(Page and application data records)
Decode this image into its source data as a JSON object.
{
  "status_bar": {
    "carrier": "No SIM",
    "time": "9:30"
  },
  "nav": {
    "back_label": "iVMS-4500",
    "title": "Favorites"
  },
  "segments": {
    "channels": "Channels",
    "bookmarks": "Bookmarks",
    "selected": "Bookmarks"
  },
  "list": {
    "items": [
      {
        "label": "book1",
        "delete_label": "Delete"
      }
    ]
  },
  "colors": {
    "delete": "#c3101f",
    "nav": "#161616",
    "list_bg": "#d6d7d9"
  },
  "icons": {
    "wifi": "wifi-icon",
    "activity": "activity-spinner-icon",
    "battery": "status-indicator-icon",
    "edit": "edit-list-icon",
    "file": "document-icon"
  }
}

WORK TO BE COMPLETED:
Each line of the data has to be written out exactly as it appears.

EXERCISE RESPONSE:
Decode this image into its source data as a JSON object.
{
  "status_bar": {
    "carrier": "No SIM",
    "time": "9:30"
  },
  "nav": {
    "back_label": "iVMS-4500",
    "title": "Favorites"
  },
  "segments": {
    "channels": "Channels",
    "bookmarks": "Bookmarks",
    "selected": "Bookmarks"
  },
  "list": {
    "items": [
      {
        "label": "book1",
        "delete_label": "Delete"
      }
    ]
  },
  "colors": {
    "delete": "#c3101f",
    "nav": "#161616",
    "list_bg": "#d6d7d9"
  },
  "icons": {
    "wifi": "wifi-icon",
    "activity": "activity-spinner-icon",
    "battery": "status-indicator-icon",
    "edit": "edit-list-icon",
    "file": "document-icon"
  }
}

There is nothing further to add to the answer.